D. Roman Baths
E. Roman Road
F. Roman Road
G. Kocatepe Mosque
H. Ahmet Hamdi Akseki Mosque
I. Alâeddin Mosque – The oldest Mosque in the city
J. Hatti Monument
K. Anıtkabir Museum
L. War of Independence Museum

Visitors can shop from old shops,the fine fabric traditional Islamic dresses, high quality carpets, dry fruits, antique jewellery and other stuff.

It’s a center for the performing arts, home to the State Opera and Ballet. Many Theatres can be found in the city.

4. Konya

The ancient city existed here was during the Copper age which we can say around 3000 BC. This city was the major airbase during the war of Independence in 1922. It was the final home for Rumi. It’s a pilgrimage destination for Sufis.

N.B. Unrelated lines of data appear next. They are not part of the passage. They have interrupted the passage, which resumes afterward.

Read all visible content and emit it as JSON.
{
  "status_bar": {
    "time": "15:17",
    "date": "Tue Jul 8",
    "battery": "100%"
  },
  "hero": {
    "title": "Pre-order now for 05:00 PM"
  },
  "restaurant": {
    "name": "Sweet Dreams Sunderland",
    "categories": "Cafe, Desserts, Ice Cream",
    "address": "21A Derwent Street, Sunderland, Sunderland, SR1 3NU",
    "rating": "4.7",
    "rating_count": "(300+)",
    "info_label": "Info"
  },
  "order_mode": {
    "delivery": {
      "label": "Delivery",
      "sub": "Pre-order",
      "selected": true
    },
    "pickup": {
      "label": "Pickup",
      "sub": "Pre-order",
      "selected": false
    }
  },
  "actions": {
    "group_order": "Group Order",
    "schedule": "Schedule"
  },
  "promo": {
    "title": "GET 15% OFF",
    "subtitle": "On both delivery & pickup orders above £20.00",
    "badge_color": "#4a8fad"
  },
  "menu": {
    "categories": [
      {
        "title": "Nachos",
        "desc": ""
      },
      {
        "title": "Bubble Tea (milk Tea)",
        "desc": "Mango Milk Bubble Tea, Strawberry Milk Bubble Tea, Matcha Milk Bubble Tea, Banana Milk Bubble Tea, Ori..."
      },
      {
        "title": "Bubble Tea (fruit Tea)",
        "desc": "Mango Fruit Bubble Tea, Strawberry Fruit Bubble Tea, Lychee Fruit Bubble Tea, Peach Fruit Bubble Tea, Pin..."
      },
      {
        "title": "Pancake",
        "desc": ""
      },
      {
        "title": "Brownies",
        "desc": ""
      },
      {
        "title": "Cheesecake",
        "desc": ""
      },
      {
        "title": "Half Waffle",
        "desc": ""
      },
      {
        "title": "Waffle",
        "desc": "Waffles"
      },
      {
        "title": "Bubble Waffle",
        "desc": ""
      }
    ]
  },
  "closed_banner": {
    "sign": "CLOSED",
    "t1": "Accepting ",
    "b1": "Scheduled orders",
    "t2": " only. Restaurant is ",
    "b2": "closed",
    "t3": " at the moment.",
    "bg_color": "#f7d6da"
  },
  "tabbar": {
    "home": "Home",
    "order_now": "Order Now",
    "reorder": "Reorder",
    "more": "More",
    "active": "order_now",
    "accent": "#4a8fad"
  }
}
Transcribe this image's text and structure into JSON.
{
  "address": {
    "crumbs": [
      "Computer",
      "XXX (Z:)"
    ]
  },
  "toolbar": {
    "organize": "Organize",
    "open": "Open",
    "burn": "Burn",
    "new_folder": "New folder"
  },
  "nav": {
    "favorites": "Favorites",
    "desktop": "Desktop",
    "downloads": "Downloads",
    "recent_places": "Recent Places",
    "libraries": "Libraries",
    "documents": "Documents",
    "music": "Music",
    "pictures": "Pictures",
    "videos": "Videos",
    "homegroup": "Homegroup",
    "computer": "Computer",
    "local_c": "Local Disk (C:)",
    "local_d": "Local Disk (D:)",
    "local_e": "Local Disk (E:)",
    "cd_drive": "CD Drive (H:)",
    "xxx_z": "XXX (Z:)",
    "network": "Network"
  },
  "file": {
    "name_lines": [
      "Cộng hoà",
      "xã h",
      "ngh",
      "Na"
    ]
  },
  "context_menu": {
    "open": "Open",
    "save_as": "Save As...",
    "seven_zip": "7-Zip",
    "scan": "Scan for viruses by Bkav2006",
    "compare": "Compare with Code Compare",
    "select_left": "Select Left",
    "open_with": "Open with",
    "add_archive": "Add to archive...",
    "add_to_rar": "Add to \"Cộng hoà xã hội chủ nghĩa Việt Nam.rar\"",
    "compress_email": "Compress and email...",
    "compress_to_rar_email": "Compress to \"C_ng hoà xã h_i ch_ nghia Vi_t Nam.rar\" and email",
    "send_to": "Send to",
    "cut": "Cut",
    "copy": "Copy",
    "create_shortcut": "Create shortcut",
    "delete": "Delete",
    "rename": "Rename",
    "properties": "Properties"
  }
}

Must see sites

A. Mevlana Museum/Mausoleum of Rumi – The tomb of the famous Mawlana Jalal ad-Din Muhammad Balkhi-Rumi. Museum Of Rumi is another fascinating site, displaying relics of his times.
B. Sille: It is a 7000 years old village as per the historic records.Its a must see site in Konya.
C. Iplikçi Mosque
D. Alaaddin Hill – An artificial hill built by Seljuk Sultan Alaaddin Keykubat
E. Japon Park – A friendship park built by Japanese and Turks.
F. Saint Paul Catholic Church The only surviving church in the city.

5. Cappadocia

The place attracts its attention for its natural wonders, Fairy Chimneys and heritage culture, underground cities, cave churches and the hot air balloon ride Cone shaped formations have been created by volcanoes .The place has continental climate, hot dry summers and snowy winters. Hot-air ballooning is very popular in Cappadocia and is available in Goreme. The Göreme Open Air Museum is the most visited site.

The places to explore

A. Underground Cities: There are 36 cities under the rock surface of the place.Its was used as hiding place from winters then it was used by Christians to escape from Roman.
B. Goreme Open Air Museum: It is one of the UNESCO World Heritage Site .
C. Pasabag (Monks Valley): It is famous for fairy chimneys.The natural chimneys erupted out from volcano.
D. Devrent Valley: It is known as imaginary valley,the rock formations are like wild animals.
E. Pottery Kebab: The local delicacy,can be found in every restaurant.It is also called clay pot meal.
F. Hot Air Balloon: A mesmerizing experience to see unique landscape from air.
G. Turkish Night: Belly dancing,fascinating traditional costumes and cuisines.
H. Horse Riding
I. Cave Hotel
J. Pottery And Ceramics Shop In Avanos

A unique Experience – Whirling Dervishes performances-the sacred dance

The unique religious dance to express emotions and love of God. It has origin in Turkey by Islamic sect-Sufi, founded by Mevlana Jalaluddin Rumi. It originated in 13th century and the dance is known as Sema. It is performed by semazens (whirlers) that belong to the Mevlevi sect of the Sufi.The Dervishes form a circle wearing long cylindrical black hats and wears long white flary dresses. The dance is about revolving to the soft music of flute on the verses by Rumi. The idea behind revolving is God is everywhere around east to west and west to east.

This is the must watch and experience thing if you are touring Turkey.

It can be experienced at Hodjapasha Dance Theater in Istanbul. This is UNESCO-listed ceremonial dance. Its 1.5 hour captivating performance.

Turkey is the place to explore ancient times, culture and it’s heritage.